Exercise instructions:
The string "title" may appear in lines of the data; report how many lines contain it, with no other output.

Website and app data records:
*** Block opens ***
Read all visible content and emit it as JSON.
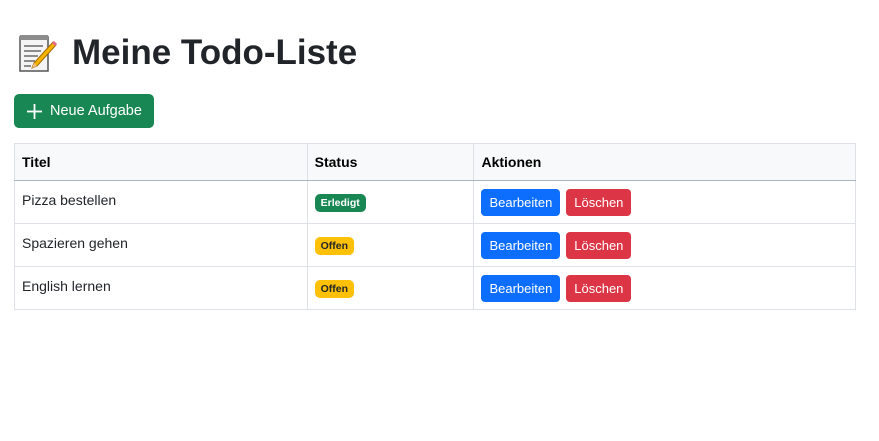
{
  "header": {
    "title": "Meine Todo-Liste",
    "icon": "memo-icon"
  },
  "toolbar": {
    "new_button_label": "Neue Aufgabe",
    "new_button_icon": "plus-icon"
  },
  "table": {
    "columns": [
      "Titel",
      "Status",
      "Aktionen"
    ],
    "rows": [
      {
        "title": "Pizza bestellen",
        "status": "Erledigt",
        "status_type": "done",
        "edit_label": "Bearbeiten",
        "delete_label": "Löschen"
      },
      {
        "title": "Spazieren gehen",
        "status": "Offen",
        "status_type": "open",
        "edit_label": "Bearbeiten",
        "delete_label": "Löschen"
      },
      {
        "title": "English lernen",
        "status": "Offen",
        "status_type": "open",
        "edit_label": "Bearbeiten",
        "delete_label": "Löschen"
      }
    ]
  },
  "colors": {
    "success": "#198754",
    "warning": "#ffc107",
    "primary": "#0d6efd",
    "danger": "#dc3545"
  }
}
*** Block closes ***
Exercise answer:
4